Problem statement: Give the data below again exactly as it stands. Omit the pictures.
▬▬▬▬▬▬
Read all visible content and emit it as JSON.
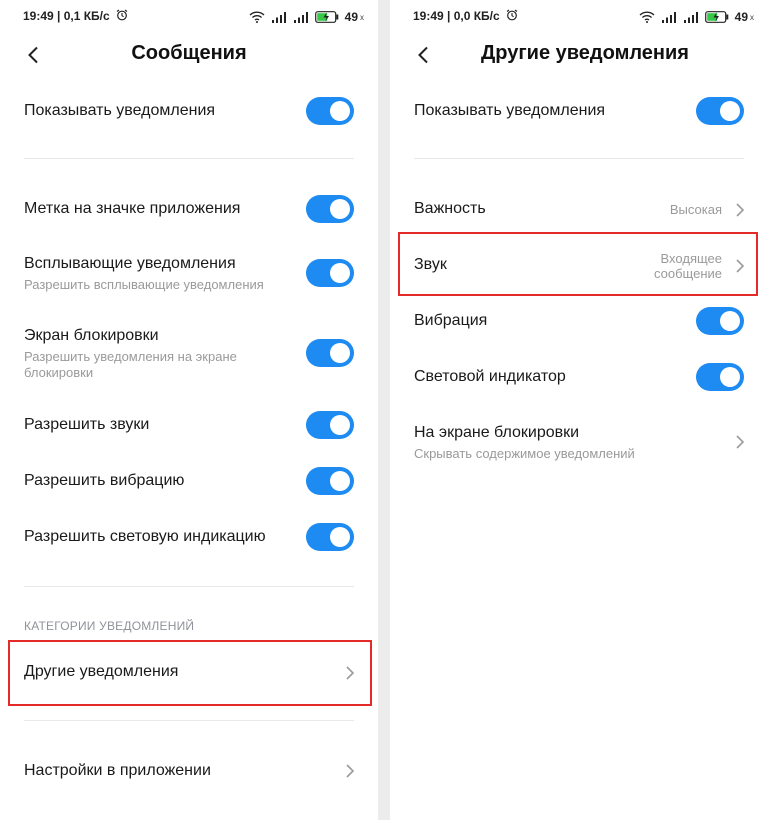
{
  "left": {
    "status": {
      "time_info": "19:49 | 0,1 КБ/с",
      "battery": "49",
      "battery_unit": "х"
    },
    "title": "Сообщения",
    "show_notifications": "Показывать уведомления",
    "badge": "Метка на значке приложения",
    "floating": {
      "title": "Всплывающие уведомления",
      "sub": "Разрешить всплывающие уведомления"
    },
    "lockscreen": {
      "title": "Экран блокировки",
      "sub": "Разрешить уведомления на экране блокировки"
    },
    "sounds": "Разрешить звуки",
    "vibration": "Разрешить вибрацию",
    "light": "Разрешить световую индикацию",
    "section_header": "КАТЕГОРИИ УВЕДОМЛЕНИЙ",
    "other_notifications": "Другие уведомления",
    "app_settings": "Настройки в приложении"
  },
  "right": {
    "status": {
      "time_info": "19:49 | 0,0 КБ/с",
      "battery": "49",
      "battery_unit": "х"
    },
    "title": "Другие уведомления",
    "show_notifications": "Показывать уведомления",
    "importance": {
      "title": "Важность",
      "value": "Высокая"
    },
    "sound": {
      "title": "Звук",
      "value_line1": "Входящее",
      "value_line2": "сообщение"
    },
    "vibration": "Вибрация",
    "indicator": "Световой индикатор",
    "lockscreen": {
      "title": "На экране блокировки",
      "sub": "Скрывать содержимое уведомлений"
    }
  },
  "colors": {
    "toggle_on": "#1d8bf1",
    "highlight": "#e52a2a",
    "background": "#ffffff"
  },
  "icons": [
    "back-arrow-icon",
    "chevron-right-icon",
    "wifi-icon",
    "signal-icon",
    "battery-charging-icon",
    "alarm-clock-icon"
  ]
}
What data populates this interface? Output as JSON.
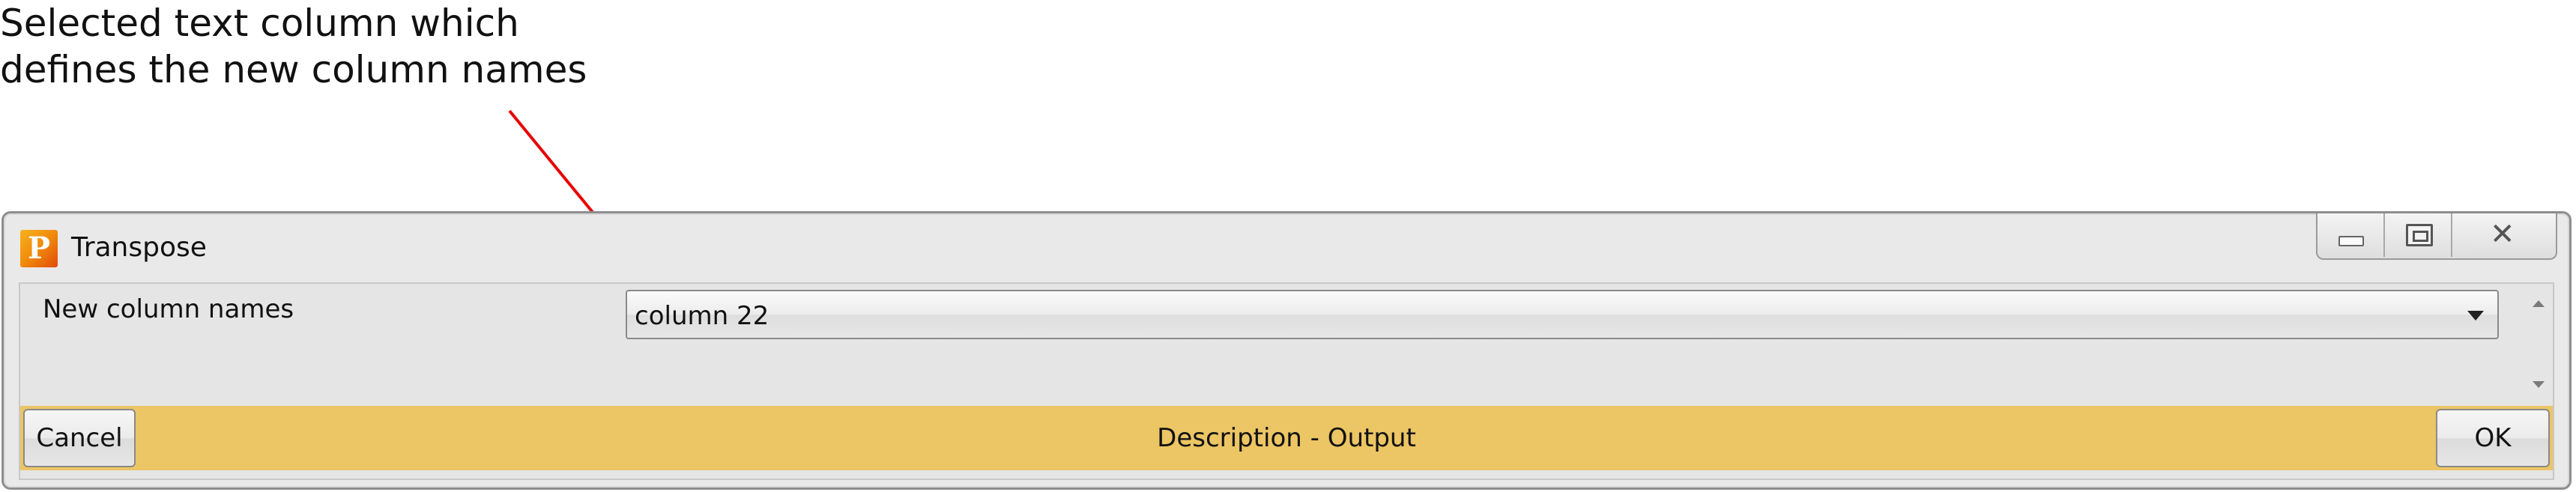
{
  "annotation": {
    "line1": "Selected text column which",
    "line2": "defines the new column names",
    "arrow_color": "#e60000"
  },
  "window": {
    "title": "Transpose",
    "app_icon": "P"
  },
  "parameters": {
    "new_column_names": {
      "label": "New column names",
      "value": "column 22"
    }
  },
  "bottom_bar": {
    "cancel_label": "Cancel",
    "center_text": "Description - Output",
    "ok_label": "OK",
    "background_color": "#ecc564"
  }
}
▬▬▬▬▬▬
Output for this exercise:
Read all visible content and emit it as JSON.
{
  "left": {
    "status": {
      "time_info": "19:49 | 0,1 КБ/с",
      "battery": "49",
      "battery_unit": "х"
    },
    "title": "Сообщения",
    "show_notifications": "Показывать уведомления",
    "badge": "Метка на значке приложения",
    "floating": {
      "title": "Всплывающие уведомления",
      "sub": "Разрешить всплывающие уведомления"
    },
    "lockscreen": {
      "title": "Экран блокировки",
      "sub": "Разрешить уведомления на экране блокировки"
    },
    "sounds": "Разрешить звуки",
    "vibration": "Разрешить вибрацию",
    "light": "Разрешить световую индикацию",
    "section_header": "КАТЕГОРИИ УВЕДОМЛЕНИЙ",
    "other_notifications": "Другие уведомления",
    "app_settings": "Настройки в приложении"
  },
  "right": {
    "status": {
      "time_info": "19:49 | 0,0 КБ/с",
      "battery": "49",
      "battery_unit": "х"
    },
    "title": "Другие уведомления",
    "show_notifications": "Показывать уведомления",
    "importance": {
      "title": "Важность",
      "value": "Высокая"
    },
    "sound": {
      "title": "Звук",
      "value_line1": "Входящее",
      "value_line2": "сообщение"
    },
    "vibration": "Вибрация",
    "indicator": "Световой индикатор",
    "lockscreen": {
      "title": "На экране блокировки",
      "sub": "Скрывать содержимое уведомлений"
    }
  },
  "colors": {
    "toggle_on": "#1d8bf1",
    "highlight": "#e52a2a",
    "background": "#ffffff"
  },
  "icons": [
    "back-arrow-icon",
    "chevron-right-icon",
    "wifi-icon",
    "signal-icon",
    "battery-charging-icon",
    "alarm-clock-icon"
  ]
}
What data populates this interface? Output as JSON.
{
  "annotation": {
    "line1": "Selected text column which",
    "line2": "defines the new column names",
    "arrow_color": "#e60000"
  },
  "window": {
    "title": "Transpose",
    "app_icon": "P"
  },
  "parameters": {
    "new_column_names": {
      "label": "New column names",
      "value": "column 22"
    }
  },
  "bottom_bar": {
    "cancel_label": "Cancel",
    "center_text": "Description - Output",
    "ok_label": "OK",
    "background_color": "#ecc564"
  }
}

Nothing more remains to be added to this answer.